Eads said Perry invited him over for lunch one day.
“I swung by his house for lunch. He made sandwiches and I had a glass of tea,” Eads said. “It was one of those things, we would say ‘If we ever get time, maybe we will go fishing.’ It never happened between his schedule and mine.”
Vanleer Mayor Jason Weaver, owner of Weaver and Sons Repair, said he used to work on Perry’s vehicles and farm equipment.
Weaver said most people never guessed who the former “90210” star was while driving beat up, old trucks, wearing wader boots and a dirty hat, and sporting a beard.
“He was kind of low key. He really didn’t want people to know who he was,” Weaver said.
But Weaver added: “When he came in that day, I knew exactly who he was.”
Weaver said his wife, too, knew his face — and his voice. She was working at the local dollar store when Perry stopped in one day.
“As soon as she heard him say something, she stopped her line at the store and went out with a piece of paper to get his autograph,” Weaver said.

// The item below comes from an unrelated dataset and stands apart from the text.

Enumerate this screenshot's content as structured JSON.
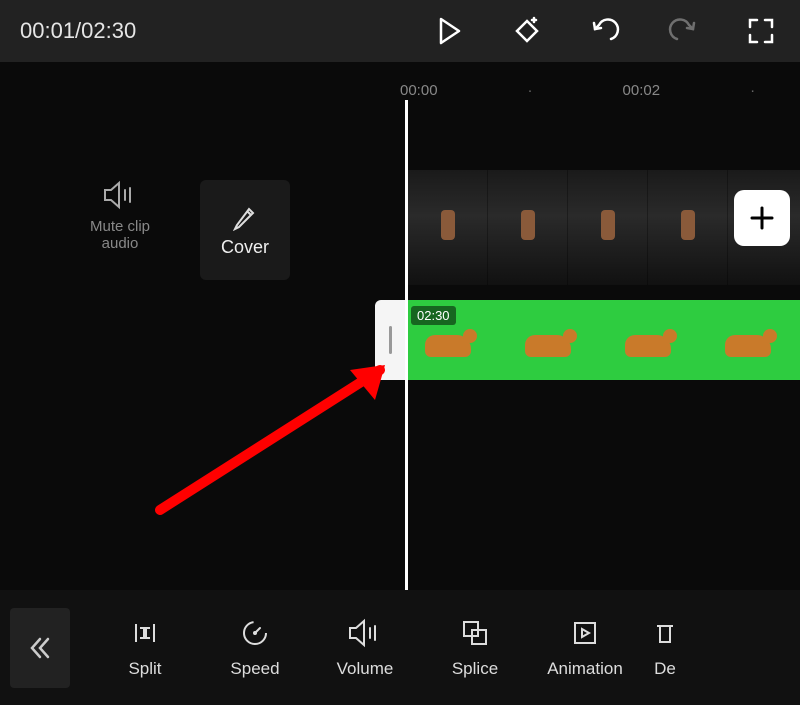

Weaver said when he saw Perry on the land, he saw a “hard worker”
“He was a super nice guy,” Weaver said. “He wanted to be away and be a normal person.”
Dickson County residents posted memories of Perry sightings and conversations on social media in recent days, remembering seeing him at Pizza Hut, Texaco, Ruby Tuesdays, Burger King, Ace Hardware, Tractor Supply, Kroger, K-Mart and various other places in Dickson.
Tonya Sweatt-Elliott recalled Perry paying for an elderly couple’s lunch at Captain D’s and then bringing the food to their table.
Debby Whited said Perry stopped at Burger King often while his wife was pregnant. “Sometimes twice a day. He was really nice,” she said.
Several people spotted him over the years at the Dickson County Fair with his family and a few people made small talk with him there.
Andrea Gilpatrick said she had lots of memories of Perry and his Vanleer land. She said her father took care of Perry’s farm for more than 10 years.
“It’s sad for his family. He was down-to-earth and decent human being,” she said.
Murphy, like many others who met Perry, also remembered him as “overwhelmingly kind, polite, and humble.”
“You treated a small-town high school girl like she was important when you were at the peak of your fame,” Murphy said. “I am so glad you called Dickson County home for a bit of your too-short life.”